MJWas there ever a struggle to reconcile your beliefs with your support for the LGBTQ community?

Aly: For AJ and I, it didn’t really affect us because we feel so strong about our own beliefs. And they don’t seem wrong to us as being completely on par with the God that we believe in. So if we do get a backlash from the right wing, we gladly take it on. We’re fine with that.

MJ: Your new music has a very distinct sound, full of 80’s inspired synth-pop. Where did this new sound come from? And why did it feel like a fit all these years later?

Aly: When AJ and I started writing the 10 Years EP, we naturally started writing this 80’s pop inspired music, and it was a collaboration involving what we were listening to at the time and the bands that we were listening to. Our producers and co-writers also tend to love that type of music and really nurtured that within us. It felt very natural for us.

AJ: The two EP’s side-by-side are really cohesive. Aly and I took a long time to release new music and when we did the fans responded so well to 10 Years that we didn’t want to stray too far from what that was.

MJWhat’s your favorite song off Sanctuary?

Aly: “Sanctuary” is our favorite song. There’s something about what that song does when when it’s in a live setting that’s so powerful with the crowd.

AJ: There’s something about that song that’s really empowering live, and it’s definitely our favorite.

MJAnd the last, but most important question: Would you do a Cow Belles remake?

Aly: Yes. And it’s something we’re trying to make happen in the works right now.

AJ: Don’t consider it a remake though, if anything would be like a sequel.

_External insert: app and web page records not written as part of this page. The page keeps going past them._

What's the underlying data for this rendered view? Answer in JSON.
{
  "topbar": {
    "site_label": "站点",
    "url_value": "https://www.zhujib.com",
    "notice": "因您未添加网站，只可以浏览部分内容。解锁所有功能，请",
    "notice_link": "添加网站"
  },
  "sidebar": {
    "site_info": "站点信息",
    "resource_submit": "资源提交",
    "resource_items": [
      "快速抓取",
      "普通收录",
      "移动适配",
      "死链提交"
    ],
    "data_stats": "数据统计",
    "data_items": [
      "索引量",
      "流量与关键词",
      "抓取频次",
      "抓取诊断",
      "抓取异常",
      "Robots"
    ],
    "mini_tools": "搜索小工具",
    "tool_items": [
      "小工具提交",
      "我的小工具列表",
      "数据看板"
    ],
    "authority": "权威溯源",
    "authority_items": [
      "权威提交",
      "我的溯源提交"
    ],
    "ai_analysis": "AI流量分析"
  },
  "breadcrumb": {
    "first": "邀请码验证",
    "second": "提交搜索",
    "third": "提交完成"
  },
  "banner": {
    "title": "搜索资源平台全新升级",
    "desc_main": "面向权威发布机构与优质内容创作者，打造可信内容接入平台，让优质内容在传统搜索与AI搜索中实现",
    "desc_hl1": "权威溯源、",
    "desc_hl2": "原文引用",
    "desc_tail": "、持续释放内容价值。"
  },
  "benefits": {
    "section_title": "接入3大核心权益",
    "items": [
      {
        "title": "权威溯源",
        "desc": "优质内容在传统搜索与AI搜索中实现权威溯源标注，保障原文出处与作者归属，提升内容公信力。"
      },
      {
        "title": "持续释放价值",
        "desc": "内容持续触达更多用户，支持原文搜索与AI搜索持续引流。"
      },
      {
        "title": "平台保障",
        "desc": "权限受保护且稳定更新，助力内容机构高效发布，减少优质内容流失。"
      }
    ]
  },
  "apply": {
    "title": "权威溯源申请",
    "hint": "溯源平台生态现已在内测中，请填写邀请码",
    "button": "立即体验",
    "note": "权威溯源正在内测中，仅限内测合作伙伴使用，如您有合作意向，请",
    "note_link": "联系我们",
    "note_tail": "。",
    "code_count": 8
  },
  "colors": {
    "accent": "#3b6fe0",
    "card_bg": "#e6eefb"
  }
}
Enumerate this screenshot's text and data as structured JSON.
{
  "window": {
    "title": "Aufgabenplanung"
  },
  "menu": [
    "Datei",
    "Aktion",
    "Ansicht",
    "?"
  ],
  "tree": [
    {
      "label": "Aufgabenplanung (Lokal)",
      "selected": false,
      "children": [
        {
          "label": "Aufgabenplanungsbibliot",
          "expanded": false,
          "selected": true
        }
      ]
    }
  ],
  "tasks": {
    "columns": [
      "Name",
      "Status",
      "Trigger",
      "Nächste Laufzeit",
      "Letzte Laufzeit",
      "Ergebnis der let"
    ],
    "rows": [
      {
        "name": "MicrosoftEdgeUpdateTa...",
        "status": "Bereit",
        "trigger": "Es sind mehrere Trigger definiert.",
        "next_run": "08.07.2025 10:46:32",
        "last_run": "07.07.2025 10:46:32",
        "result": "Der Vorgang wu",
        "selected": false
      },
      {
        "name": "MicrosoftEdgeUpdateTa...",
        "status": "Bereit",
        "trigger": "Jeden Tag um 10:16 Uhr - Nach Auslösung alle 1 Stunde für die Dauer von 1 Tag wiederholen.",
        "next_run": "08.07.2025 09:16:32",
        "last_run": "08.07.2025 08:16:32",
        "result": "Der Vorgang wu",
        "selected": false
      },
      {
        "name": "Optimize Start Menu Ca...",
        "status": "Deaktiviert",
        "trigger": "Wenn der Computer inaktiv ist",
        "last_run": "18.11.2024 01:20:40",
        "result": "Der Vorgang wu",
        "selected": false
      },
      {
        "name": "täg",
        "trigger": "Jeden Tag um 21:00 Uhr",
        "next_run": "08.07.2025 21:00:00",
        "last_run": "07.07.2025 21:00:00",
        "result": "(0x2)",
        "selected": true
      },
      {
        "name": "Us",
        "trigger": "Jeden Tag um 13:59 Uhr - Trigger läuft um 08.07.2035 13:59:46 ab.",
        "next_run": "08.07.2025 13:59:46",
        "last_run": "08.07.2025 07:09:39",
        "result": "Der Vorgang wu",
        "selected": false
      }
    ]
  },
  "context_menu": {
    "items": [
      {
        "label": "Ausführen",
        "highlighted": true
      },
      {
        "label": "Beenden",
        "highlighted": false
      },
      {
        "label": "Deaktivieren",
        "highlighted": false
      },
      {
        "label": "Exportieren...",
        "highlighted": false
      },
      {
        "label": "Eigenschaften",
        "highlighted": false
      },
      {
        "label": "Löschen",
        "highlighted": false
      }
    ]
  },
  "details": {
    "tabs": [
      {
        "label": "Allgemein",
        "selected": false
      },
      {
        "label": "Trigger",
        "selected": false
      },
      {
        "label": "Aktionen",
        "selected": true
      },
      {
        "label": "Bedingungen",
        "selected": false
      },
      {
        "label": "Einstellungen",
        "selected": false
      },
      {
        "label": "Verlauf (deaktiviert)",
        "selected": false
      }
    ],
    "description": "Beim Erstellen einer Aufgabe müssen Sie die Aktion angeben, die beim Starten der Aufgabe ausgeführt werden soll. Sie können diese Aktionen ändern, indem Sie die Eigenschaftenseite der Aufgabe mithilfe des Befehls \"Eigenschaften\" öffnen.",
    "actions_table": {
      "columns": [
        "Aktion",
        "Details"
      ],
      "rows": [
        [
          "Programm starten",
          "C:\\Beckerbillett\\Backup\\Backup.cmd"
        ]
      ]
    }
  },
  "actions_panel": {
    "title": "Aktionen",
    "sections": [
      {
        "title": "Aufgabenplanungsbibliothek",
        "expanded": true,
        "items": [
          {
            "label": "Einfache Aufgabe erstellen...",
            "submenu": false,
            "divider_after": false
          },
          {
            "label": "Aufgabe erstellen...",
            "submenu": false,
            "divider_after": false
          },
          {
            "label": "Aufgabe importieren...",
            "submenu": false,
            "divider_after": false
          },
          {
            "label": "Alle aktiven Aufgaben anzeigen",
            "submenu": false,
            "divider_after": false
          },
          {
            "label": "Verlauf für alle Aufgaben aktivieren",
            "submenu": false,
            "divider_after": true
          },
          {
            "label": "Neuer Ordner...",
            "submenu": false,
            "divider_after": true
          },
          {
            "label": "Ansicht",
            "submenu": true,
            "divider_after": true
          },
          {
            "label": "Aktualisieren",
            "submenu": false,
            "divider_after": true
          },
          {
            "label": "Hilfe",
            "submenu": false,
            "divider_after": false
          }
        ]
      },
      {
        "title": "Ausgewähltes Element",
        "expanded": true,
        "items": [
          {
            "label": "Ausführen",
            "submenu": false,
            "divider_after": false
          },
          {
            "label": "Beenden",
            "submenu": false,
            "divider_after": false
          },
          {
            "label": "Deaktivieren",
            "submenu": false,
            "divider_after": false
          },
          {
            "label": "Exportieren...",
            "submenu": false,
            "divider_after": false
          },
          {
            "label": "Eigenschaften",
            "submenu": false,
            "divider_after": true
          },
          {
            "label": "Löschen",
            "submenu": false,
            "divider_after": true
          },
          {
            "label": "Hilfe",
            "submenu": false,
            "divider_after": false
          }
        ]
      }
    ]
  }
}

Well, as we wait for a Cow Belles sequel, you can catch Aly & AJ on tour and indulge in Sanctuary—out now.


Headshot of Editor in Chief of Mother Jones, Clara Jeffery

It sure feels that way to me, and here at Mother Jones, we’ve been thinking a lot about what journalism needs to do differently, and how we can have the biggest impact.

We kept coming back to one word: corruption. Democracy and the rule of law being undermined by those with wealth and power for their own gain. So we're launching an ambitious Mother Jones Corruption Project to do deep, time-intensive reporting on systemic corruption, and asking the MoJo community to help crowdfund it.

We aim to hire, build a team, and give them the time and space needed to understand how we got here and how we might get out. We want to dig into the forces and decisions that have allowed massive conflicts of interest, influence peddling, and win-at-all-costs politics to flourish.

It's unlike anything we've done, and we have seed funding to get started, but we're looking to raise $500,000 from readers by July when we'll be making key budgeting decisions—and the more resources we have by then, the deeper we can dig. If our plan sounds good to you, please help kickstart it with a tax-deductible donation today.

Thanks for reading—whether or not you can pitch in today, or ever, I'm glad you're with us.

Signed by Clara Jeffery

Clara Jeffery, Editor-in-Chief

payment methods

We Recommend